Thanks in advance.

Andrew


#2


#3

Have to say that I’m curious too. I simulated it in LT Spice really quick and couldn’t see a difference (for a pure sine wave at least). If I could hazard a guess… it would be something to do with blocking either DC components to the wave (really unlikely), or high freq responses. If I have some time, I might simulate it some more, but that might be what you can look into.

As a side note, I’ve looked at a lot of linear supply designs and I can’t say I’ve ever seen caps across the diodes. Not that that means anything.


#4

Thanks Scott. I might have found the answer to my own question. Should have asked Google before… Apparently power supply transformers have leakage inductance and parasitic capacitance, and when the diodes in a bridge rectifier switch off these “non-ideal” elements form a resonant circuit that can oscillate at high frequency.
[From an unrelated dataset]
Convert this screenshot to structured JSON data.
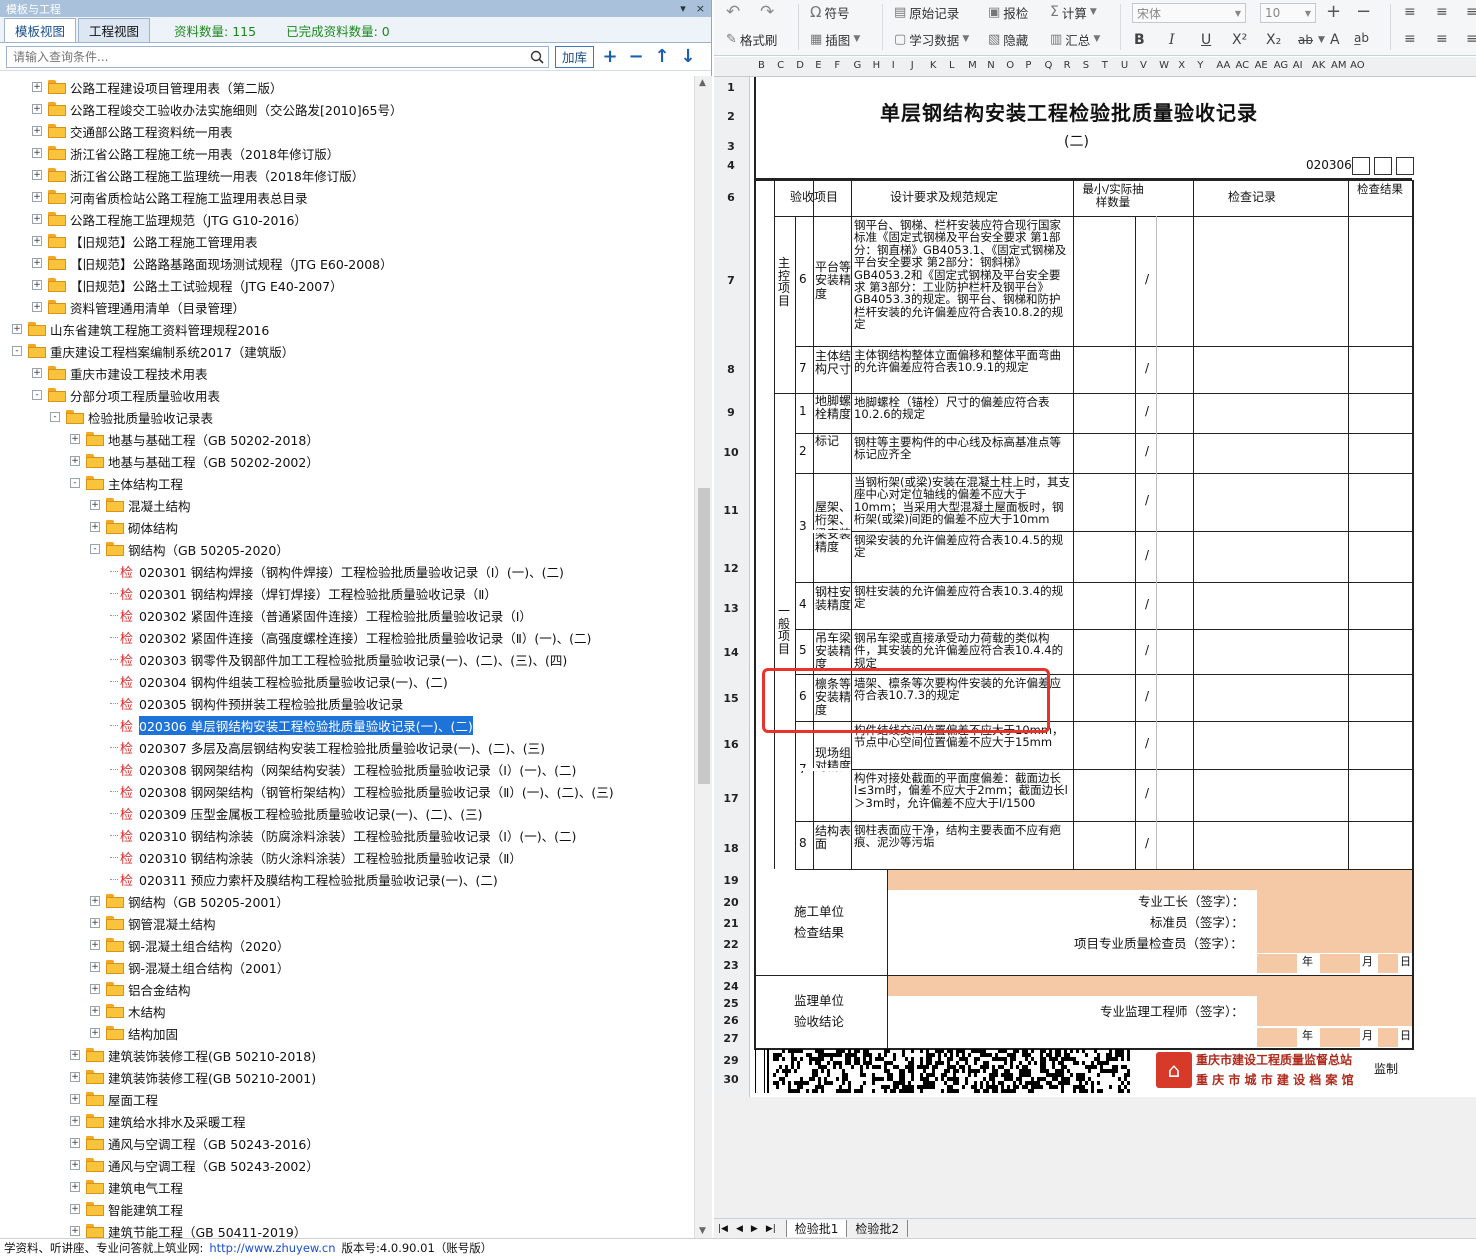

This high frequency oscillation can then couple into the rest of the circuitry. Snubber circuits are used in an attempt to mitigate this problem. Just using capacitors doesn’t damp the ringing completely, but does cause it to drop to a lower frequency where the coupling effect is less. An RC circuit across the diodes can damp the ringing almost completely. I assume it is only an issue in audio circuits and it might be overkill for a power supply but I think that is a good explanation and I will include it in my circuit for now. It cant hurt… right ?


#5

There is a very good explanation here : http://www.hagtech.com/pdf/snubber.pdf


#6

I’m not sure, but if you are using a linear regulator, it wouldn’t need the caps since the regulator would take care of a good chunk of high freq noise. I could see it being more of an issue for a SMPS. I’ll have to read that link later.